Mortgage applications are up sharply as homeowners try to take advantage of low 30 year fixed rates. But tighter lending standards means that a fair number will be disappointed.
Moreover, the surge in mortgage applications is for refinances rather than new home purchases. And while refis will indirectly help the economy by increasing consumer discretionary income, the newly low mortgage rates do not yet appear to be stabilizing the housing market.
From the Financial Times:
Applications for home loans more than doubled in the two weeks after the Federal Reserve said it would buy mortgage bonds to help stabilise the market, prompting mortgage rates to fall by more than three-quarters of a percentage point.

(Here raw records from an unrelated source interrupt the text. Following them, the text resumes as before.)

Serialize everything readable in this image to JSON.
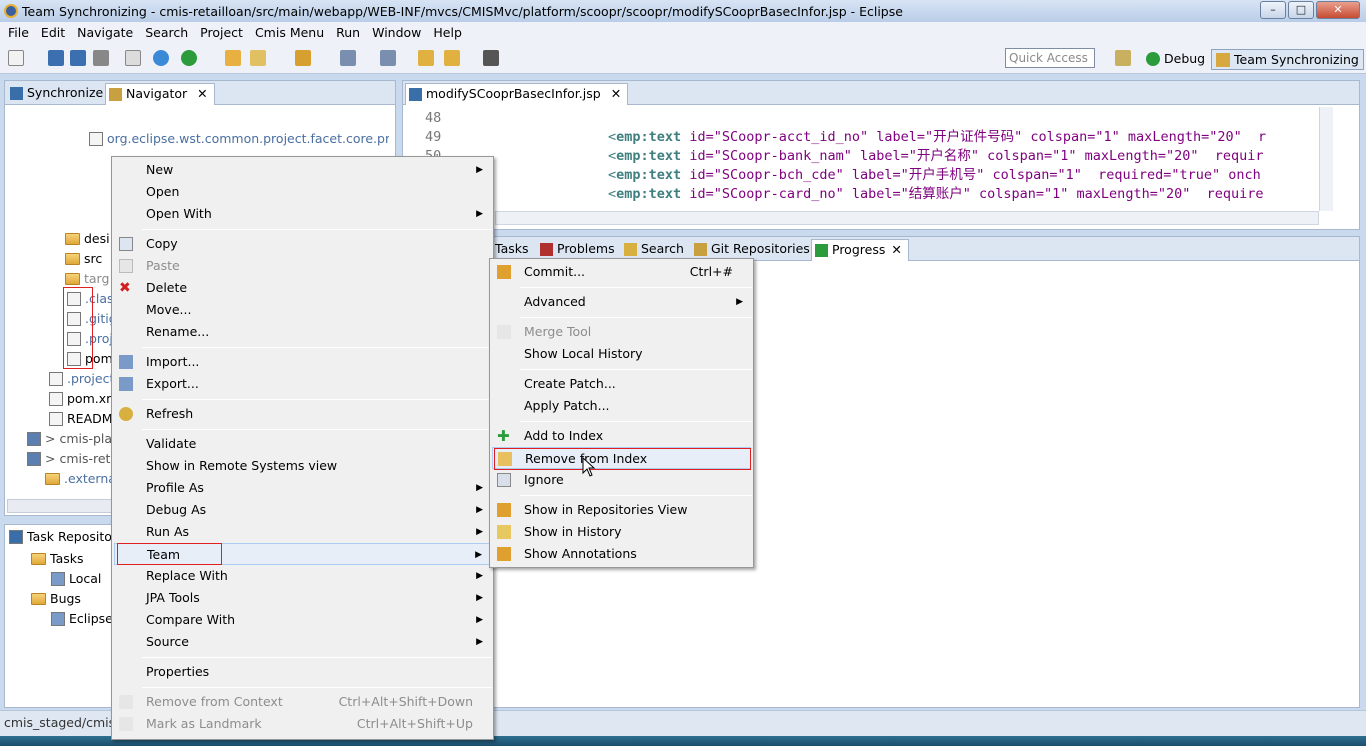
{
  "window": {
    "title": "Team Synchronizing - cmis-retailloan/src/main/webapp/WEB-INF/mvcs/CMISMvc/platform/scoopr/scoopr/modifySCooprBasecInfor.jsp - Eclipse",
    "minimize": "–",
    "maximize": "□",
    "close": "✕"
  },
  "menubar": [
    "File",
    "Edit",
    "Navigate",
    "Search",
    "Project",
    "Cmis Menu",
    "Run",
    "Window",
    "Help"
  ],
  "toolbar": {
    "quick_access_placeholder": "Quick Access",
    "perspective_debug": "Debug",
    "perspective_team": "Team Synchronizing"
  },
  "left_views": {
    "tab_synchronize": "Synchronize",
    "tab_navigator": "Navigator",
    "tree": [
      "org.eclipse.wst.common.project.facet.core.pref",
      "desi",
      "src",
      "targ",
      ".clas",
      ".gitig",
      ".proj",
      "pom",
      ".project",
      "pom.xml",
      "README",
      "> cmis-platform",
      "> cmis-retailloan",
      ".externalToolBuilders"
    ]
  },
  "task_repos": {
    "tab": "Task Repositories",
    "tasks": "Tasks",
    "local": "Local",
    "bugs": "Bugs",
    "eclipse": "Eclipse"
  },
  "editor": {
    "tab": "modifySCooprBasecInfor.jsp",
    "lines": [
      {
        "num": "48",
        "code": ""
      },
      {
        "num": "49",
        "tag": "emp:text",
        "attrs": "id=\"SCoopr-acct_id_no\" label=\"开户证件号码\" colspan=\"1\" maxLength=\"20\"  r"
      },
      {
        "num": "50",
        "tag": "emp:text",
        "attrs": "id=\"SCoopr-bank_nam\" label=\"开户名称\" colspan=\"1\" maxLength=\"20\"  requir"
      },
      {
        "num": "51",
        "tag": "emp:text",
        "attrs": "id=\"SCoopr-bch_cde\" label=\"开户手机号\" colspan=\"1\"  required=\"true\" onch"
      },
      {
        "num": "52",
        "tag": "emp:text",
        "attrs": "id=\"SCoopr-card_no\" label=\"结算账户\" colspan=\"1\" maxLength=\"20\"  require"
      }
    ]
  },
  "bottom_tabs": {
    "tasks": "Tasks",
    "problems": "Problems",
    "search": "Search",
    "git_repos": "Git Repositories",
    "progress": "Progress"
  },
  "context_menu": {
    "new": "New",
    "open": "Open",
    "open_with": "Open With",
    "copy": "Copy",
    "paste": "Paste",
    "delete": "Delete",
    "move": "Move...",
    "rename": "Rename...",
    "import": "Import...",
    "export": "Export...",
    "refresh": "Refresh",
    "validate": "Validate",
    "show_remote": "Show in Remote Systems view",
    "profile_as": "Profile As",
    "debug_as": "Debug As",
    "run_as": "Run As",
    "team": "Team",
    "replace_with": "Replace With",
    "jpa_tools": "JPA Tools",
    "compare_with": "Compare With",
    "source": "Source",
    "properties": "Properties",
    "remove_context": "Remove from Context",
    "remove_context_acc": "Ctrl+Alt+Shift+Down",
    "landmark": "Mark as Landmark",
    "landmark_acc": "Ctrl+Alt+Shift+Up"
  },
  "team_menu": {
    "commit": "Commit...",
    "commit_acc": "Ctrl+#",
    "advanced": "Advanced",
    "merge_tool": "Merge Tool",
    "local_history": "Show Local History",
    "create_patch": "Create Patch...",
    "apply_patch": "Apply Patch...",
    "add_index": "Add to Index",
    "remove_index": "Remove from Index",
    "ignore": "Ignore",
    "repos_view": "Show in Repositories View",
    "history": "Show in History",
    "annotations": "Show Annotations"
  },
  "status": {
    "text": "cmis_staged/cmis-"
  },
  "colors": {
    "accent_red": "#e02020",
    "tag_teal": "#3f7f7f",
    "attr_purple": "#7f007f",
    "value_blue": "#2a00ff"
  }
}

With average rates for a 30-year, fixed-rate mortgage now at about 5.2 per cent, growing numbers of borrowers have an incentive to refinance to bring down their mortgage costs.

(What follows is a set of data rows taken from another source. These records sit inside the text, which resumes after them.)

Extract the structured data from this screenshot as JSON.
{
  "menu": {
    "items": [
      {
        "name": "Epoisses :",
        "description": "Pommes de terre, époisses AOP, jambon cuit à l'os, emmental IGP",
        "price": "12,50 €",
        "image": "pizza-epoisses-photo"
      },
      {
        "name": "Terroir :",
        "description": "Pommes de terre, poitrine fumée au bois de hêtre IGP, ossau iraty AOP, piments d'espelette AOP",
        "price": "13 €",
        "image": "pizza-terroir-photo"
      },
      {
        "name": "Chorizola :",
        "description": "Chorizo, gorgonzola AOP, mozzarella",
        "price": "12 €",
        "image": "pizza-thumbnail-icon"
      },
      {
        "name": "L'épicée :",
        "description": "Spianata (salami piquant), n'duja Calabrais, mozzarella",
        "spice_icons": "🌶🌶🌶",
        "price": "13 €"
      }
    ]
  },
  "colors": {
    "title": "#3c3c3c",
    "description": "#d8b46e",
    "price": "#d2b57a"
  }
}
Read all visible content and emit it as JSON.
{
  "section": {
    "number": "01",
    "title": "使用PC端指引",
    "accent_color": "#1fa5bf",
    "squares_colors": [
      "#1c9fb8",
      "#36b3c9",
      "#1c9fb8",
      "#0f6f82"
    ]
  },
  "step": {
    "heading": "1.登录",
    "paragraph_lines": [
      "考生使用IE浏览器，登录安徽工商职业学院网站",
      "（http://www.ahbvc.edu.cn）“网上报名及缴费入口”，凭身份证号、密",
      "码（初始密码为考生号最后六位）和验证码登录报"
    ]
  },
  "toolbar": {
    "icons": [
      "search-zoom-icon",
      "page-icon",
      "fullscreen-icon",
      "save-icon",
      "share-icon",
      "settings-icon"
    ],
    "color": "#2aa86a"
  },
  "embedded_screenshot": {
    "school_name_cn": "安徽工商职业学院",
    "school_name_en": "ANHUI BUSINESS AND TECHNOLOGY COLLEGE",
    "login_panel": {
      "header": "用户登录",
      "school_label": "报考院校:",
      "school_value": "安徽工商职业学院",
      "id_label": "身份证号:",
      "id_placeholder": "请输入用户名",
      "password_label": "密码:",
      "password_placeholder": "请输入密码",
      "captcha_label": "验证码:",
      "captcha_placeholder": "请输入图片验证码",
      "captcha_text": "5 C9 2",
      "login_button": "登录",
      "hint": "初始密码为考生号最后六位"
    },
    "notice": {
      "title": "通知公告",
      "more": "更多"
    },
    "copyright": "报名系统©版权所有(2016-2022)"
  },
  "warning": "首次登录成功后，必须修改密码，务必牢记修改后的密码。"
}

But tighter underwriting standards for prospective borrowers, combined with funding and staffing difficulties for mortgage originators, are likely to restrict the supply of new mortgages.
“The mortgage industry is collectively unprepared to deal with a cascade of business; staffs were pared to the bone as the market for mortgages shrank over the past year,” analysts at HSH Associates wrote in a note to clients.
Mahesh Swaminathan, mortgage analyst at Credit Suisse, said that as a result, lower rates would not necessarily create a wave of mortgage refinancing on the scale that was seen in 2003, when credit markets were healthy.